A question I had while listening to Lecture 2.2, Does the quantity of mountains/ landmass keep increasing as the earth gets older and tectonic motion continues? cause When divergent rift occurs the material from the Asthenosphere is pushed up, and when convergent rift occurs while there are many possibilities one possibility that could reduce the landmass is when a plate submerges beneath another, but it is explained a little later that this submerged rock comes back up in the form of magma/lava. So is my assumption true or is there another process by which earth reduces the landmass in the lithosphere
I don’t know the answer, but one thing to keep in mind is that while mountains form typically where tectonic plates collide, they can also be eroded over time: according to 2.3, the Appalachian were likely as tall as the Himalayas at some point. So maybe we’re in a sort balance, with mountains appearing in some places, but disappearing in others, adding up to a somewhat constant overall “quantity” of mountains over time.
@Mervyn The New York Times did a short piece on processes that might contribute to a change in the mass of the Earth a couple years ago in their ‘Good Question’ section!
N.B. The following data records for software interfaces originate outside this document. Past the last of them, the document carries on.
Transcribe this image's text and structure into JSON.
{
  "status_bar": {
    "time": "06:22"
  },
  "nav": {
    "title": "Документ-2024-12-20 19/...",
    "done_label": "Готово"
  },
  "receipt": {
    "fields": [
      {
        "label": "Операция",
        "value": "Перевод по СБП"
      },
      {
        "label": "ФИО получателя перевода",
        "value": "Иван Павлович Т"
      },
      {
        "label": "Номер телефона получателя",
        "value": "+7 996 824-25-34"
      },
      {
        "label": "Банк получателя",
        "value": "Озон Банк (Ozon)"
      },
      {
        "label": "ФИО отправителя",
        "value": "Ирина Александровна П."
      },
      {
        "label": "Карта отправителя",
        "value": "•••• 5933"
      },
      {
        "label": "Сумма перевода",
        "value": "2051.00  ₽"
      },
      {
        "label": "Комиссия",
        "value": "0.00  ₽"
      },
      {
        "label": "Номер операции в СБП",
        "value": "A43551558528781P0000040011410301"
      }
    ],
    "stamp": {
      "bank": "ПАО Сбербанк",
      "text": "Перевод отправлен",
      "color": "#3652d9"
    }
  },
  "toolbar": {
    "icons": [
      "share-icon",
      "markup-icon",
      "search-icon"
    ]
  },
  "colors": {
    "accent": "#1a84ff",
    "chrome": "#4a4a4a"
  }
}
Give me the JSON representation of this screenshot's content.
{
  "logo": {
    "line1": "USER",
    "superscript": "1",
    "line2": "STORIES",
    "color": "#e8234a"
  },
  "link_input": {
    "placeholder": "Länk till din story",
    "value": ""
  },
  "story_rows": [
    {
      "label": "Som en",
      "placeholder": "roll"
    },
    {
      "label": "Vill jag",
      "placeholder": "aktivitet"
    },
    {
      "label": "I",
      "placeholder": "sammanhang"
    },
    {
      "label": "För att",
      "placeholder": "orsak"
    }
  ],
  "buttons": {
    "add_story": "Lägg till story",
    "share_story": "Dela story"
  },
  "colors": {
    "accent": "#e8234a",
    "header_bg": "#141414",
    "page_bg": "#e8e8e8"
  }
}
Anyhow, as far as I know there hasn’t been been much change in the total volume of the lithosphere, for at least a few billion years or so - it just keeps getting recycled through various geological processes.